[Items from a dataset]
------------------------------------------------------------------------

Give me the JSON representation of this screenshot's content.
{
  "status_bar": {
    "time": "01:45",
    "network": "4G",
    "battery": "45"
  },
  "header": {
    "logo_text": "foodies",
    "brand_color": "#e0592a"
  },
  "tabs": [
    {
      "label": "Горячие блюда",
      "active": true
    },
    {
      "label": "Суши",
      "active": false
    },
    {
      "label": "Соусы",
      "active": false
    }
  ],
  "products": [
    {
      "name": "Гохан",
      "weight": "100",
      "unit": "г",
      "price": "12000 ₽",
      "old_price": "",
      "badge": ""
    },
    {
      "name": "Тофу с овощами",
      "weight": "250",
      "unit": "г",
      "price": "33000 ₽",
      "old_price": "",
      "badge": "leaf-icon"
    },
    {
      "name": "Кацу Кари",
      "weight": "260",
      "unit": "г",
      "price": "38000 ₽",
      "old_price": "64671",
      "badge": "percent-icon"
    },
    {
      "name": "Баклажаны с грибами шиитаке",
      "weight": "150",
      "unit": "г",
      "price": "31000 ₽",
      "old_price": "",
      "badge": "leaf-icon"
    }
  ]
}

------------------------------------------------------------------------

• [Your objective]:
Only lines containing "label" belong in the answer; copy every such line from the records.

• [Response]:
      "label": "Горячие блюда",
      "label": "Суши",
      "label": "Соусы",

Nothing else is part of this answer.